Grace Beahm // The Post and Courier
“My first thought is I want him to have retribution,” said Daniel Russell-Einhorn, owner of Afordabike on King Street, about the driver of a van that hit and killed bicyclist Mitchell Hollon.
Bicycling enthusiasts say it's time for stiffer laws and penalties for fatal wrecks after the driver of a van that struck and killed a popular cyclist last week was charged only with a traffic infraction.
"That's it?" a stunned Jason Wilson said Thursday after learning that the driver of an AT&T work van was being charged with improper lane use. "He took a life."
Local bike shop owner Daniel Russell-Einhorn expressed similar sentiments.
"My first thought is I want him to have retribution, I want him to come to justice," Russell-Einhorn said at his Affordabike on King Street.
"On the other hand, I know that as good as it would make somebody feel, I don't think it will make riding bikes any safer."
Charleston police charged van driver Gregory Rupley with improper lane usage in the accident that killed anesthesiologist Mitchell Hollon July 5 on the James Island connector. The morning rush-hour collision sent Hollon over the wall of the westbound lane, 40 feet to the marsh below.
Rupley, 44, of Ashley Hall Road, has a Sept. 1 traffic court date. He faces a $113 penalty and a potential two-point violation on his record, police said.
Charleston Police Traffic Division Lt. Chip Searson said the charge is the closest applicable under state law involving a car-versus-bike accident, fatal or otherwise. Rupley is accused of drifting into the breakdown lane, where he struck Hollon from behind.
The driver showed no "willful or wanton disregard for public safety," Searson said, meaning the only option was to file a traffic infraction.
Section 56-5-1900 of the state code states, "A vehicle shall be driven as nearly as practicable entirely within a single lane and shall not be moved from the lane until the driver has first ascertained that such movement can be made with safety."
Said Searson, "There's no evidence he was impaired by narcotics, or he was intoxicated or traveling at an excessive speed. In South Carolina, when you don't have those, all you have is what the traffic charge is."
Searson said there is evidence that Rupley was using a mobile device around the time of the accident, since an investigation of Rupley's pattern showed activity immediately before Rupley's 911 call.
But since it is not against the law to use a cellular or texting device while driving in South Carolina, no heightened charges were possible, he said.

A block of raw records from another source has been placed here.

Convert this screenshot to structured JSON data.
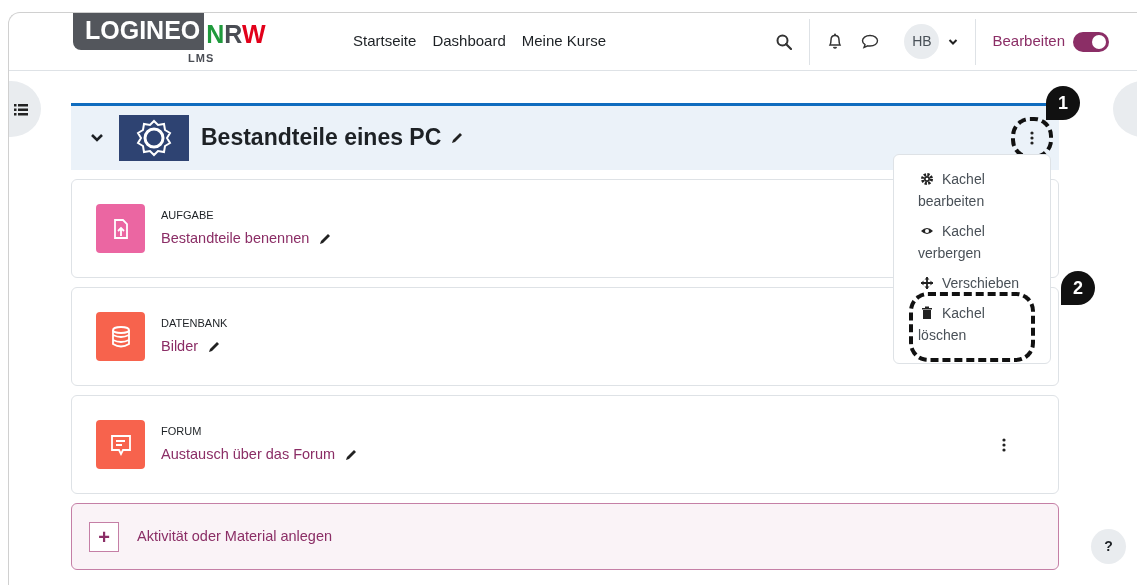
{
  "logo": {
    "main": "LOGINEO",
    "letters": [
      {
        "text": "N",
        "color": "#1f9a3c"
      },
      {
        "text": "R",
        "color": "#4a4d54"
      },
      {
        "text": "W",
        "color": "#e2001a"
      }
    ],
    "sub": "LMS"
  },
  "nav": [
    {
      "label": "Startseite"
    },
    {
      "label": "Dashboard"
    },
    {
      "label": "Meine Kurse"
    }
  ],
  "user": {
    "initials": "HB"
  },
  "edit_mode": {
    "label": "Bearbeiten",
    "on": true
  },
  "section": {
    "title": "Bestandteile eines PC",
    "expanded": true,
    "callout": "1"
  },
  "menu": [
    {
      "kind": "gear",
      "label": "Kachel bearbeiten"
    },
    {
      "kind": "eye",
      "label": "Kachel verbergen"
    },
    {
      "kind": "move",
      "label": "Verschieben"
    },
    {
      "kind": "trash",
      "label": "Kachel löschen",
      "callout": "2"
    }
  ],
  "activities": [
    {
      "kind": "assign",
      "type": "AUFGABE",
      "name": "Bestandteile benennen",
      "color": "#eb66a2",
      "menu_visible": false
    },
    {
      "kind": "data",
      "type": "DATENBANK",
      "name": "Bilder",
      "color": "#f7634d",
      "menu_visible": false
    },
    {
      "kind": "forum",
      "type": "FORUM",
      "name": "Austausch über das Forum",
      "color": "#f7634d",
      "menu_visible": true
    }
  ],
  "add_activity": {
    "label": "Aktivität oder Material anlegen",
    "icon": "+"
  },
  "help": {
    "label": "?"
  }
}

"I'm sure what happened is he simply took his eyes off the road," he said. "Nearly every accident we have is because of driver inattention."
Charleston attorney David Aylor, who represents Rupley, issued a statement Thursday saying his client had cooperated, turned over his cellphone and computer, and that investigators had ruled out his using a cellphone or texting at the time of the accident.
He later amended his statement to remove the reference to investigators ruling out the use of a cellphone at the time of the incident, saying instead that Rupley told investigators that he was not on the phone at the time of the incident.
"Mr. Rupley is very saddened by the accidental death of Dr. Hollon," the statement added, "and his thoughts and prayers are with Dr. Hollon's family, friends and patients."
There is local precedent of motor vehicle operators receiving relatively light charges in cases involving death.
In May of 2010, Mount Pleasant police decided not to file criminal charges against the driver of an SUV who ran into two motorcyclists at a stop light, killing both. He was cited for traveling too fast for conditions, a minor traffic violation, and paid a fine.
Also last year, 21-year-old Charlotte White was charged with following too closely in an accident that killed noted biking enthusiast Edwin Gardner, 64, while he was riding his bicycle on Montagu Street near Lockwood Boulevard.
She opted for a legal move known as "forfeiting a bond," meaning she did not appear in court on the charges but paid between $100 and $200 to the clerk of court that settled the ticket. She did not admit guilt or contest the allegation, said her attorney, David Michel.
Gedney Howe, the attorney for Hollon's family, said Thursday he would leave the question about the proper charge up to police authorities.
Sharing the road
Other members of the biking community said the minimal charge and Hollon's death should be reasons for local forces to unite behind road improvements and driver education.
Steve Merz, sales manager of the Bicycle Shop on Meeting Street, said immediate responses should include "share the road" signs on major routes, reminding drivers that cyclists may be present. The signs would reinforce safety the same way the universal "deer crossing" sign does in rural areas.
Merz added that the fault for Hollon's death goes higher than that one collision, saying the state has allowed an anti-biking culture. "It's the people who set up the law's fault," he said.
Wendy Hicks, another local recreational cyclist, said student-drivers need to be taught from their earliest behind-the-wheel lessons that the presence of a bike is not license to become aggressive or to question the rights of riders or pedestrians using roadways.
"Public roads are for everyone, not just cars," she said.